-- What the exercise asks --
Every line containing the word "icon" must be pulled from the records.
>>>>
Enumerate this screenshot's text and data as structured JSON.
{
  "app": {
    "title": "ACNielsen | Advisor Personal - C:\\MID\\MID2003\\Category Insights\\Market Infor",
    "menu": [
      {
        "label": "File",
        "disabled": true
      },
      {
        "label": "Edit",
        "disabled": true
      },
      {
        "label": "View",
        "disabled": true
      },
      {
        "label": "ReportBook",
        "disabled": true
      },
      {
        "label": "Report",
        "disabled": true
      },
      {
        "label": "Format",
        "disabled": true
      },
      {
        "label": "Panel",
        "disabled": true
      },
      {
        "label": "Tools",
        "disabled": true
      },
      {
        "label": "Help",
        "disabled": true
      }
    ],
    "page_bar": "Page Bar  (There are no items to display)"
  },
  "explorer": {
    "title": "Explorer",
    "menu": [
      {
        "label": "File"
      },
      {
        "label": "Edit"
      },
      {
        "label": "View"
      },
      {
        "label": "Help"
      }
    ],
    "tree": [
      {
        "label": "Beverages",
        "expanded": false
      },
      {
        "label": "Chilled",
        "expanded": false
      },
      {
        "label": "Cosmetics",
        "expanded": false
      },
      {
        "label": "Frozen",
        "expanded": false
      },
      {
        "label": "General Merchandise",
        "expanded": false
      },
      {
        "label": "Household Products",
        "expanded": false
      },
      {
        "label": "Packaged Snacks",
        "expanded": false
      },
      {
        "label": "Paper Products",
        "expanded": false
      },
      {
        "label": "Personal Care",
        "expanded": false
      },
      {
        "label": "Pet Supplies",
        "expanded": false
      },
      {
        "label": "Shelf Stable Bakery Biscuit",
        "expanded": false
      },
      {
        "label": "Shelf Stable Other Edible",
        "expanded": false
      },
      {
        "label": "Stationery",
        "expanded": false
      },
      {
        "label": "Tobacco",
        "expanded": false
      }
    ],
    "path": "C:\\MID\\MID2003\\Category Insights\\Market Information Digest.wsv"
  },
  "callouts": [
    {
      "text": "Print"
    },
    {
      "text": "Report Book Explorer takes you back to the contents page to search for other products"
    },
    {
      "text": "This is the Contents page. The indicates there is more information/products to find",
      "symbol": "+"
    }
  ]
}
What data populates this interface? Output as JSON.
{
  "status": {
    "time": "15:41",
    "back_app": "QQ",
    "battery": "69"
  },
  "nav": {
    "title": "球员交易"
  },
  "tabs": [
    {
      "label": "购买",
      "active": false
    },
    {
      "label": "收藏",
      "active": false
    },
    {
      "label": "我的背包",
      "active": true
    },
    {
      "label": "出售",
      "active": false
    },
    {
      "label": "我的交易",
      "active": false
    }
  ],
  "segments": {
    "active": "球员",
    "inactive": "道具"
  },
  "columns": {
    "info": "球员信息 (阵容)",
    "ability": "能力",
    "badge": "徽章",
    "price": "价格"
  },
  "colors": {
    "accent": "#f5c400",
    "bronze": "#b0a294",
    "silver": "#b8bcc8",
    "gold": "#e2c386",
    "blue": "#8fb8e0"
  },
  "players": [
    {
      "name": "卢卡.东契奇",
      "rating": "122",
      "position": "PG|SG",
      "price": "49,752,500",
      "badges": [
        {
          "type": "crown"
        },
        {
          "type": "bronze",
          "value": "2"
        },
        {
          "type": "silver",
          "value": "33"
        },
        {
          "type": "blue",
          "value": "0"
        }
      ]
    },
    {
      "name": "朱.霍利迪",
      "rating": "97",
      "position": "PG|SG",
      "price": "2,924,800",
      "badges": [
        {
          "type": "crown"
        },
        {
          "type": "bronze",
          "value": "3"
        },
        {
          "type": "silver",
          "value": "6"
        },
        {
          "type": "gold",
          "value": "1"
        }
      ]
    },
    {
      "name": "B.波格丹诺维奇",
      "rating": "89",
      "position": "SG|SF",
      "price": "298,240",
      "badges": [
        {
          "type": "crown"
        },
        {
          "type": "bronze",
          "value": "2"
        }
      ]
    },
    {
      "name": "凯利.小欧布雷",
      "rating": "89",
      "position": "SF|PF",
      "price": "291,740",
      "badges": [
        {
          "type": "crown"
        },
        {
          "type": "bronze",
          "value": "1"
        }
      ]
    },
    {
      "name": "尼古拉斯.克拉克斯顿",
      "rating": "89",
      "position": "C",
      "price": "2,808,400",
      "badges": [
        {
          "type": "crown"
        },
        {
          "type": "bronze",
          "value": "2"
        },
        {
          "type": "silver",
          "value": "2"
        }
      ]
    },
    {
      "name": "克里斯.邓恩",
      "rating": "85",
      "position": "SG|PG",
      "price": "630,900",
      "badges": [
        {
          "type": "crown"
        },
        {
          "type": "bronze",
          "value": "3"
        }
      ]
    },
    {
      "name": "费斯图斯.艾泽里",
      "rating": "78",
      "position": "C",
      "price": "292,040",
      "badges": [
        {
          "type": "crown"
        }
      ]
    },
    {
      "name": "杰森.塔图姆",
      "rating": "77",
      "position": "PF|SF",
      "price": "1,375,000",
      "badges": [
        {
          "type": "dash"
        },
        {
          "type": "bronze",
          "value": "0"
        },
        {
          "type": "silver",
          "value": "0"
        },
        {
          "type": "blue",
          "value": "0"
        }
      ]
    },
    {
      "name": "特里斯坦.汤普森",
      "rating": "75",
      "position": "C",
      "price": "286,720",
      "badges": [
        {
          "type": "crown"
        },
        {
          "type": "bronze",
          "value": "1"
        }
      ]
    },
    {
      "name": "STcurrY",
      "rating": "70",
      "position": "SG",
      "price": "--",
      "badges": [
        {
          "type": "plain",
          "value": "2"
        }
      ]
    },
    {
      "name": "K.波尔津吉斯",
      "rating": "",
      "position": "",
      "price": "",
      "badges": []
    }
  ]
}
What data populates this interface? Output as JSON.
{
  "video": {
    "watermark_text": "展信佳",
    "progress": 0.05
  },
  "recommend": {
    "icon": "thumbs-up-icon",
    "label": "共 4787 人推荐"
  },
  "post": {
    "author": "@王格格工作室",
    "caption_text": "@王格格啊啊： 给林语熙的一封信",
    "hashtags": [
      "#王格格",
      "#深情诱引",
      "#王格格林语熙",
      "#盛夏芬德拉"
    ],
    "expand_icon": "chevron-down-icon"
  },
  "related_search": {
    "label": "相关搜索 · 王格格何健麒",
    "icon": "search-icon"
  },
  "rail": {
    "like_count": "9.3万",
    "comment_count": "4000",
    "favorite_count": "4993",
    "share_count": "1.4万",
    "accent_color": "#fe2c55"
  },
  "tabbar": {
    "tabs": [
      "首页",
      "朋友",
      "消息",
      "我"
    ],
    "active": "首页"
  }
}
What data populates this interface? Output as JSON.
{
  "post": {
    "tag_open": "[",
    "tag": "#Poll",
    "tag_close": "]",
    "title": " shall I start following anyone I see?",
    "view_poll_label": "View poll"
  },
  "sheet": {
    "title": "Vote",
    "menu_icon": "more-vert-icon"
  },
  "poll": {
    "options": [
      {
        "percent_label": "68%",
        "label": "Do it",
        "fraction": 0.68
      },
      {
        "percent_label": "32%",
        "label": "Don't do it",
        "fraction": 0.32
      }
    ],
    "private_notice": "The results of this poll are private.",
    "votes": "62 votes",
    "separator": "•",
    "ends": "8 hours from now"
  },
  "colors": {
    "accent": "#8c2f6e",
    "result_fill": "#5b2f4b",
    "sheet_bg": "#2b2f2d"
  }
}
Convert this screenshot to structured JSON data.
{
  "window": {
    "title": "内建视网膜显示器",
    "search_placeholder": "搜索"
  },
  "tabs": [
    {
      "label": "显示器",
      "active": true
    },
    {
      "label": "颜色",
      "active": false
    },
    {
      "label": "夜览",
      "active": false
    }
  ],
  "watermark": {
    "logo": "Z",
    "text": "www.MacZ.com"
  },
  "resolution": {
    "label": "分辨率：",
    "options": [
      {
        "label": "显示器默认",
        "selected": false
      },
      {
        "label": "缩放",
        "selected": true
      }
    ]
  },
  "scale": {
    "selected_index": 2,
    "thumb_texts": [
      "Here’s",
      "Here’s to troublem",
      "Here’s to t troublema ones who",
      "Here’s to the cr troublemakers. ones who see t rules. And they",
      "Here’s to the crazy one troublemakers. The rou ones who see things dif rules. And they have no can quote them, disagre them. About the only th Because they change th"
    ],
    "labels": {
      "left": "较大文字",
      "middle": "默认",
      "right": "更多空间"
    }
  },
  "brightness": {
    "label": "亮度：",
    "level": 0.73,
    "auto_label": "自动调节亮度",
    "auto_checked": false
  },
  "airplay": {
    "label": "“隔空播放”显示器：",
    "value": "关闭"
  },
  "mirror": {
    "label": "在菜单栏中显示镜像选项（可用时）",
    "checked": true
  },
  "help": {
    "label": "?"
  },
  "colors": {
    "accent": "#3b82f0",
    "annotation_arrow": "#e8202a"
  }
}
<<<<
-- Task answer --
    "icon": "thumbs-up-icon",
    "expand_icon": "chevron-down-icon"
    "icon": "search-icon"
    "menu_icon": "more-vert-icon"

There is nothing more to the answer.